====== Material supplied ======

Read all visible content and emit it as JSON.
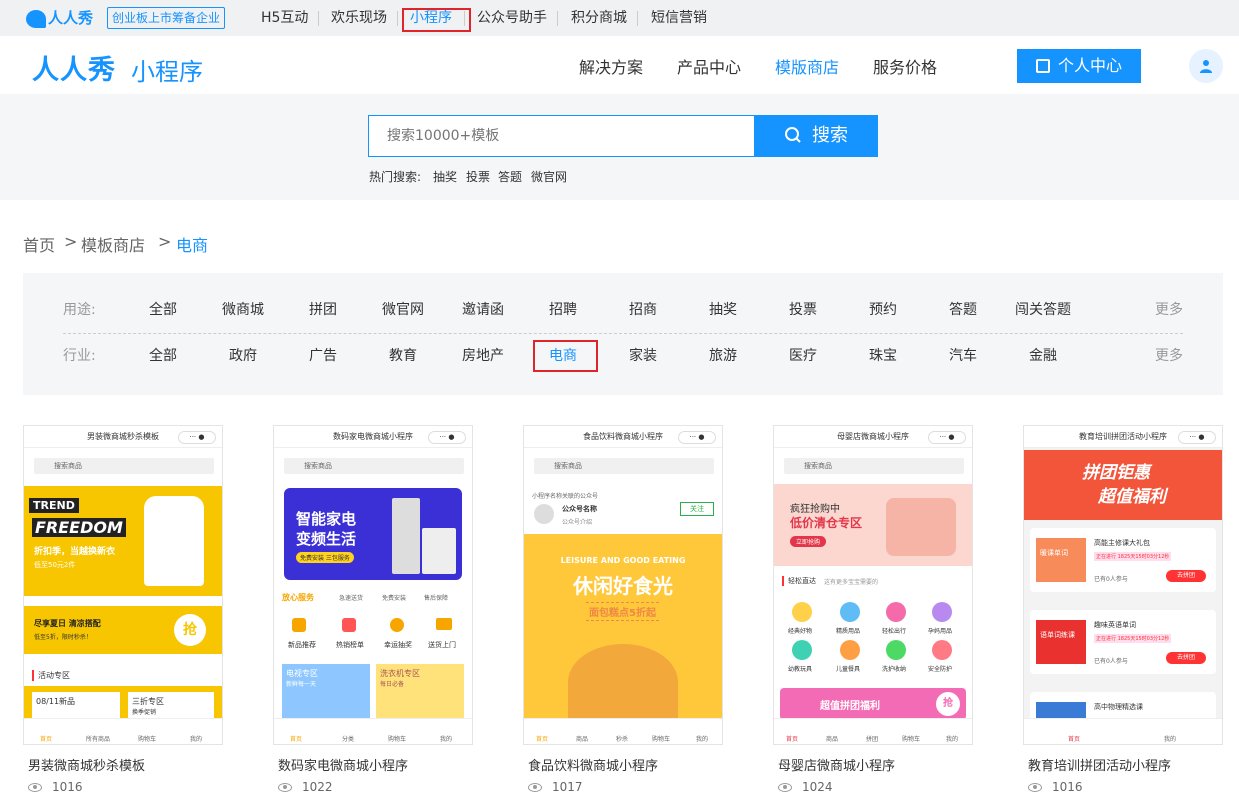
{
  "topbar": {
    "logo": "人人秀",
    "badge": "创业板上市筹备企业",
    "nav": [
      "H5互动",
      "欢乐现场",
      "小程序",
      "公众号助手",
      "积分商城",
      "短信营销"
    ]
  },
  "header": {
    "brand": "人人秀",
    "brand_sub": "小程序",
    "nav": [
      "解决方案",
      "产品中心",
      "模版商店",
      "服务价格"
    ],
    "personal_center": "个人中心"
  },
  "search": {
    "placeholder": "搜索10000+模板",
    "button": "搜索",
    "hot_label": "热门搜索:",
    "hot": [
      "抽奖",
      "投票",
      "答题",
      "微官网"
    ]
  },
  "breadcrumb": [
    "首页",
    ">",
    "模板商店",
    ">",
    "电商"
  ],
  "filter": {
    "usage_label": "用途:",
    "usage": [
      "全部",
      "微商城",
      "拼团",
      "微官网",
      "邀请函",
      "招聘",
      "招商",
      "抽奖",
      "投票",
      "预约",
      "答题",
      "闯关答题"
    ],
    "industry_label": "行业:",
    "industry": [
      "全部",
      "政府",
      "广告",
      "教育",
      "房地产",
      "电商",
      "家装",
      "旅游",
      "医疗",
      "珠宝",
      "汽车",
      "金融"
    ],
    "more": "更多"
  },
  "cards": [
    {
      "title": "男装微商城秒杀模板",
      "views": "1016",
      "phone_title": "男装微商城秒杀模板",
      "search": "搜索商品",
      "banner": [
        "TREND",
        "FREEDOM",
        "折扣季，当越换新衣",
        "低至50元2件"
      ],
      "promo": [
        "尽享夏日 清凉搭配",
        "低至5折，限时秒杀！",
        "抢"
      ],
      "section": "活动专区",
      "items": [
        "08/11新品",
        "三折专区",
        "换季促销"
      ],
      "tabs": [
        "首页",
        "所有商品",
        "购物车",
        "我的"
      ]
    },
    {
      "title": "数码家电微商城小程序",
      "views": "1022",
      "phone_title": "数码家电微商城小程序",
      "search": "搜索商品",
      "banner": [
        "智能家电",
        "变频生活",
        "免费安装 三包服务"
      ],
      "service": [
        "放心服务",
        "急速送货",
        "免费安装",
        "售后保障"
      ],
      "icons": [
        "新品推荐",
        "热销榜单",
        "幸运抽奖",
        "送货上门"
      ],
      "tiles": [
        "电视专区",
        "新鲜每一天",
        "洗衣机专区",
        "每日必备"
      ],
      "tabs": [
        "首页",
        "分类",
        "购物车",
        "我的"
      ]
    },
    {
      "title": "食品饮料微商城小程序",
      "views": "1017",
      "phone_title": "食品饮料微商城小程序",
      "search": "搜索商品",
      "account": [
        "小程序名称关联的公众号",
        "公众号名称",
        "公众号介绍",
        "关注"
      ],
      "banner": [
        "LEISURE AND GOOD EATING",
        "休闲好食光",
        "面包糕点5折起"
      ],
      "tabs": [
        "首页",
        "商品",
        "秒杀",
        "购物车",
        "我的"
      ]
    },
    {
      "title": "母婴店微商城小程序",
      "views": "1024",
      "phone_title": "母婴店微商城小程序",
      "search": "搜索商品",
      "banner": [
        "疯狂抢购中",
        "低价清仓专区",
        "立即抢购"
      ],
      "section": "轻松直达",
      "section_sub": "这有更多宝宝需要的",
      "icons": [
        "经典好物",
        "精质用品",
        "轻松出行",
        "孕妈用品",
        "幼教玩具",
        "儿童餐具",
        "洗护收纳",
        "安全防护"
      ],
      "promo": [
        "超值拼团福利",
        "抢"
      ],
      "tabs": [
        "首页",
        "商品",
        "拼团",
        "购物车",
        "我的"
      ]
    },
    {
      "title": "教育培训拼团活动小程序",
      "views": "1016",
      "phone_title": "教育培训拼团活动小程序",
      "banner": [
        "拼团钜惠",
        "超值福利"
      ],
      "courses": [
        {
          "thumb": "暖课单词",
          "name": "高能主修课大礼包",
          "status": "正在进行 1825天15时03分12秒",
          "count": "已有0人参与",
          "btn": "去拼团"
        },
        {
          "thumb": "语单词练课",
          "name": "趣味英语单词",
          "status": "正在进行 1825天15时03分12秒",
          "count": "已有0人参与",
          "btn": "去拼团"
        },
        {
          "thumb": "",
          "name": "高中物理精选课",
          "status": "",
          "count": "",
          "btn": ""
        }
      ],
      "tabs": [
        "首页",
        "我的"
      ]
    }
  ],
  "colors": {
    "accent": "#1593ff",
    "highlight_box": "#e0242c",
    "band": "#f5f6f8"
  }
}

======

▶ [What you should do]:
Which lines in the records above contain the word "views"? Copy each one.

▶ [Expected output]:
      "views": "1016",
      "views": "1022",
      "views": "1017",
      "views": "1024",
      "views": "1016",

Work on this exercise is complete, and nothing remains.